Problem description :: Return the lines below that carry the word "favicon".

Data to examine ::

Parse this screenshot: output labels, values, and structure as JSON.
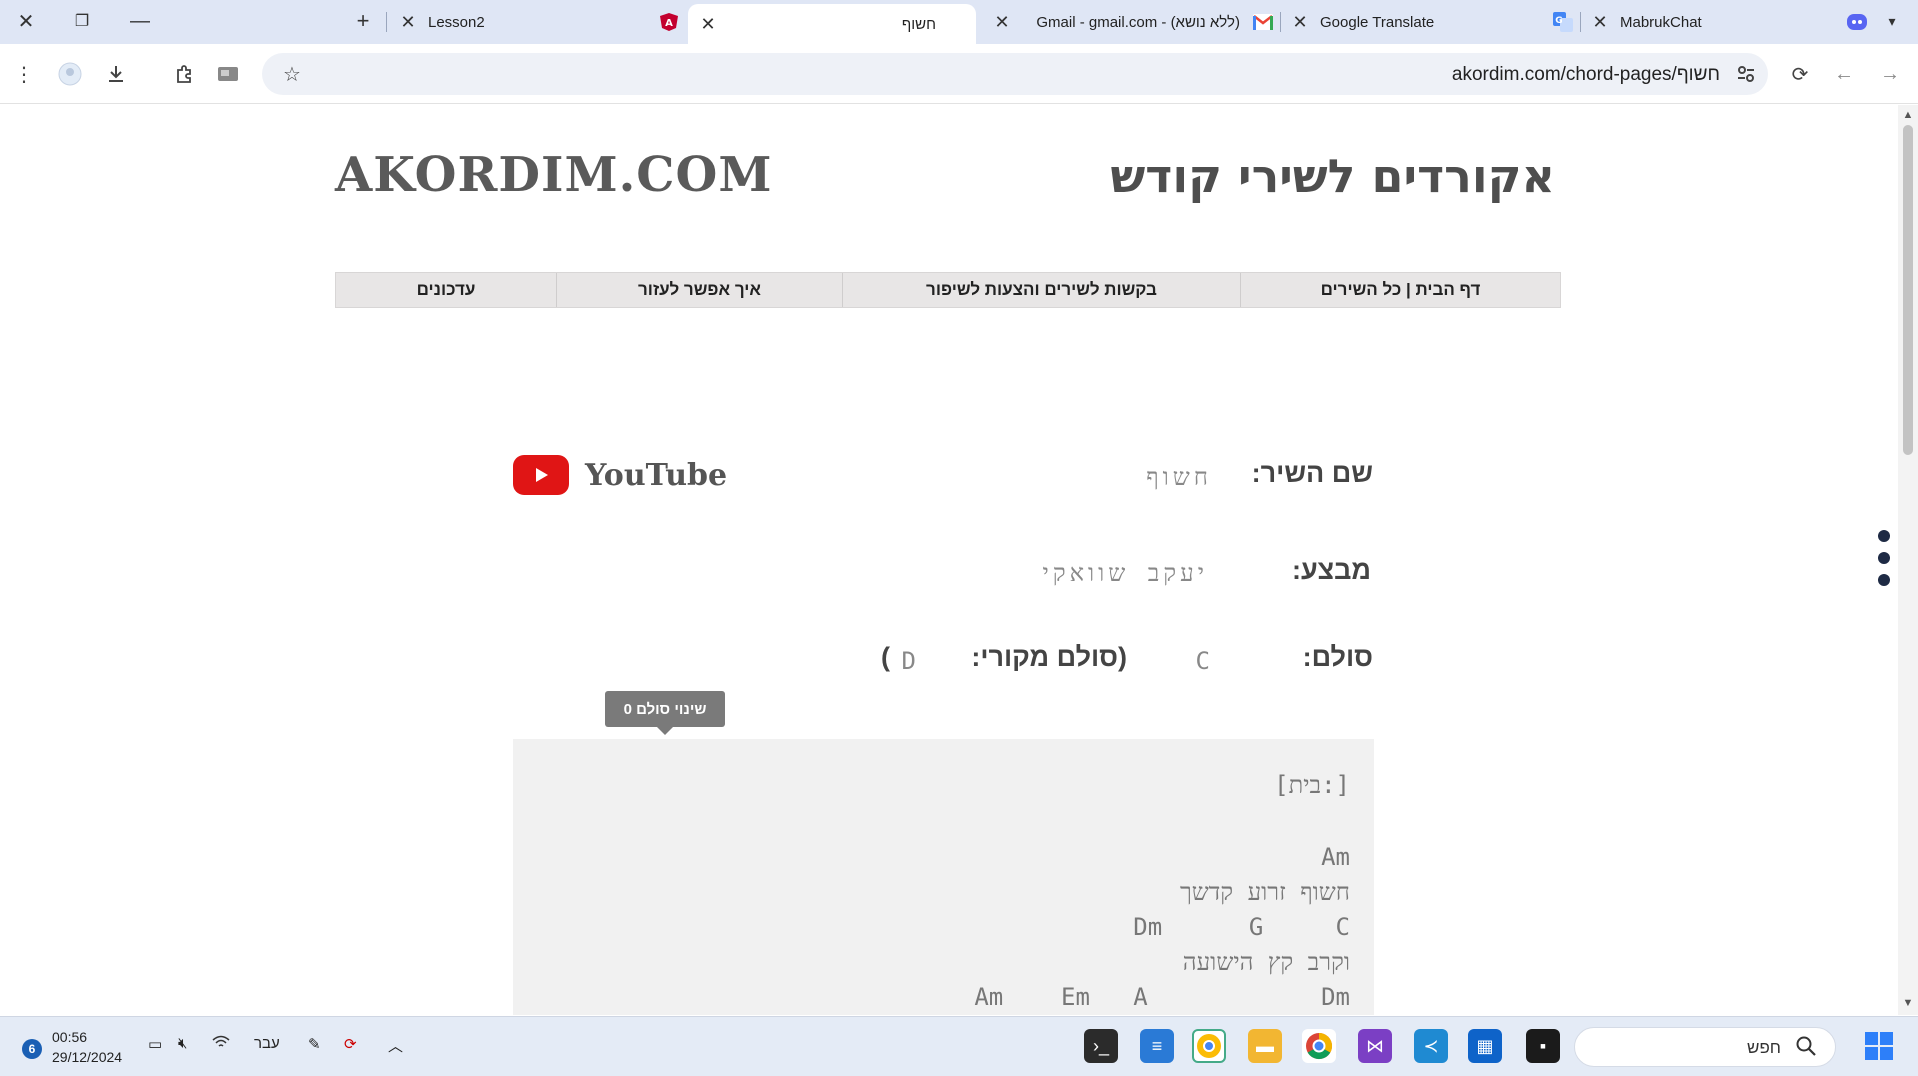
{
  "browser": {
    "tabs": [
      {
        "title": "Lesson2",
        "favicon": "angular-logo",
        "accent": "#c3002f"
      },
      {
        "title": "חשוף",
        "favicon": "",
        "active": true
      },
      {
        "title": "(ללא נושא) - Gmail - gmail.com",
        "favicon": "gmail-logo",
        "accent": "#ea4335"
      },
      {
        "title": "Google Translate",
        "favicon": "google-translate-logo",
        "accent": "#4285f4"
      },
      {
        "title": "MabrukChat",
        "favicon": "discord-logo",
        "accent": "#5865f2"
      }
    ],
    "url": "akordim.com/chord-pages/חשוף"
  },
  "site": {
    "title": "AKORDIM.COM",
    "heading": "אקורדים לשירי קודש",
    "nav": [
      "דף הבית | כל השירים",
      "בקשות לשירים והצעות לשיפור",
      "איך אפשר לעזור",
      "עדכונים"
    ],
    "youtube_label": "YouTube"
  },
  "song": {
    "name_label": "שם השיר:",
    "name_value": "חשוף",
    "performer_label": "מבצע:",
    "performer_value": "יעקב שוואקי",
    "key_label": "סולם:",
    "key_value": "C",
    "original_key_label": "(סולם מקורי:",
    "original_key_value": "D",
    "original_key_close": ")",
    "transpose_tooltip": "שינוי סולם 0",
    "transpose": {
      "steps": 11,
      "current_index": 5
    }
  },
  "chords": {
    "section": "[בית:]",
    "lines": [
      "Am",
      "חשוף זרוע קדשך",
      "Dm      G     C",
      "וקרב קץ הישועה",
      "Am    Em   A            Dm"
    ]
  },
  "taskbar": {
    "notification_count": "6",
    "time": "00:56",
    "date": "29/12/2024",
    "language": "עבר",
    "search_placeholder": "חפש"
  },
  "colors": {
    "tab_bar": "#dfe6f5",
    "nav_bg": "#e8e6e6",
    "youtube_red": "#e01515",
    "chord_bg": "#f1f1f1"
  }
}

Solved problem ::
        "favicon": "angular-logo",
        "favicon": "",
        "favicon": "gmail-logo",
        "favicon": "google-translate-logo",
        "favicon": "discord-logo",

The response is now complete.